“I’ve actually been in touch with a lot of my coaches, apologizing to them,” Hasselbeck said. “Arthur Smith used to make my wristband in Tennessee. He did it meticulously, and I would give him a hard time, and now I’m doing that myself for our quarterbacks. I’m like, ‘Dude, I feel so bad, I’d make you do the whole thing over when there would be one mistake.’ I was such a [jerk].”
Two teams that probably won’t be going big in free agency for a while are the Chargers and Broncos after they dumped 2022 signees J.C. Jackson and Randy Gregory this past week. The Chargers’ final tally on Jackson: seven games, one interception, two benchings, and one major knee injury while paying Jackson $38.5 million. From Gregory, the Broncos got three sacks in 10 games over two seasons while paying him $28 million. Jackson’s struggles in Los Angeles appear to be a case of a general manager and head coach not being on the same page, as Jackson was never a good scheme fit for Brandon Staley’s defense. Gregory was just a poor signing — his career high in sacks is six — and the new regime in Denver had no reason to stick by him . . . Life comes at you fast in the NFL. Two weeks ago, the Patriots’ special teams were the toast of the league with Brenden Schooler’s blocked field goal against the Dolphins, which Ravens coach John Harbaugh called “brilliant.” Two weeks later, the Cowboys punked the Patriots’ special teams by executing a perfect fake extra point they had prepared for all week.

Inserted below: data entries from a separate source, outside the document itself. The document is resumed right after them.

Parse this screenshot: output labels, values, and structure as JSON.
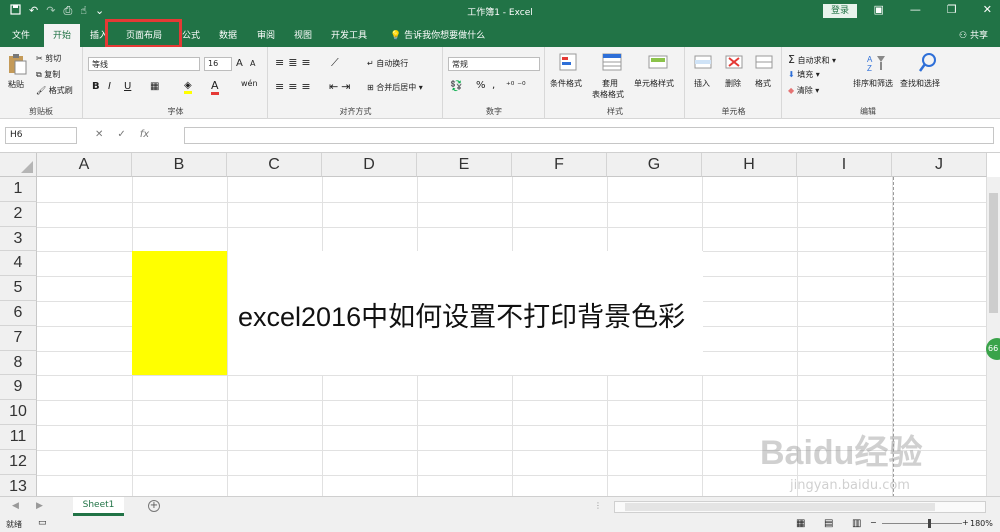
{
  "colors": {
    "brand": "#217346",
    "highlight": "#e53935",
    "cell_fill": "#ffff00"
  },
  "titlebar": {
    "title": "工作簿1 - Excel",
    "login": "登录",
    "qat_icons": [
      "save-icon",
      "undo-icon",
      "redo-icon",
      "print-preview-icon",
      "touch-mode-icon",
      "customize-icon"
    ]
  },
  "tabs": {
    "file": "文件",
    "home": "开始",
    "insert": "插入",
    "page_layout": "页面布局",
    "formulas": "公式",
    "data": "数据",
    "review": "审阅",
    "view": "视图",
    "developer": "开发工具",
    "tell_me": "告诉我你想要做什么",
    "share": "共享"
  },
  "ribbon": {
    "clipboard": {
      "label": "剪贴板",
      "paste": "粘贴",
      "cut": "剪切",
      "copy": "复制",
      "format_painter": "格式刷"
    },
    "font": {
      "label": "字体",
      "font_name": "等线",
      "font_size": "16",
      "bold": "B",
      "italic": "I",
      "underline": "U",
      "grow": "A",
      "shrink": "A",
      "font_color": "A",
      "phonetic": "wén"
    },
    "alignment": {
      "label": "对齐方式",
      "wrap": "自动换行",
      "merge": "合并后居中"
    },
    "number": {
      "label": "数字",
      "format": "常规",
      "percent": "%",
      "comma": ","
    },
    "styles": {
      "label": "样式",
      "conditional": "条件格式",
      "table1": "套用",
      "table2": "表格格式",
      "cell_styles": "单元格样式"
    },
    "cells": {
      "label": "单元格",
      "insert": "插入",
      "delete": "删除",
      "format": "格式"
    },
    "editing": {
      "label": "编辑",
      "autosum": "自动求和",
      "fill": "填充",
      "clear": "清除",
      "sort": "排序和筛选",
      "find": "查找和选择"
    }
  },
  "formula_bar": {
    "name_box": "H6",
    "fx": "fx",
    "value": ""
  },
  "grid": {
    "columns": [
      "A",
      "B",
      "C",
      "D",
      "E",
      "F",
      "G",
      "H",
      "I",
      "J"
    ],
    "rows": [
      "1",
      "2",
      "3",
      "4",
      "5",
      "6",
      "7",
      "8",
      "9",
      "10",
      "11",
      "12",
      "13"
    ],
    "merged_text": "excel2016中如何设置不打印背景色彩"
  },
  "sheets": {
    "active": "Sheet1"
  },
  "status": {
    "ready": "就绪",
    "zoom": "180%",
    "badge": "66"
  },
  "watermark": {
    "brand": "Baidu经验",
    "url": "jingyan.baidu.com"
  }
}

With Schooler screaming around the edge again, it left Cowboys defensive end Chauncey Golston wide open for the easy pass and conversion . . . The Patriots have another special teams challenge this week. Saints special teams coach Darren Rizzi hit the Patriots for a blocked punt in their 2021 matchup, and also in 2014 when Rizzi was the Dolphins’ special teams coach . . . Amazing stat of the week: The Jets and Giants have yet to run an offensive play this year with the lead. And both teams have a win . . . Entering Sunday’s games, seven quarterbacks were completing at least 70 percent of passes, led by Josh Allen at 74.8. The all-time record is 74.4 percent by Drew Brees. Seventy percent completions has happened only 18 times over a full season, and prior to Brees landing in New Orleans in 2006, only three quarterbacks had cracked 70 percent — Joe Montana in 1989, Steve Young in 1994, and Ken Anderson in a strike-shortened 1982 . . . The Commanders dropped back to pass 55 consecutive times in Thursday night’s loss to the Bears, the most in a game since Pro Football Focus began tracking data in 2006. The Commanders are running the ball on just 31.7 percent of snaps, higher only than the Vikings (30.4) and significantly lower than league average (42.2) . . . Smart advice by Giants running back Saquon Barkley to teammate Evan Neal, who blew off some steam last week by going after Giants fans. “Never pick a battle with the fans,” Barkley said. “You’re never going to win that one. They’ve been here before and they’re going to be here after us.”
Ben Volin can be reached at firstname.lastname@example.org.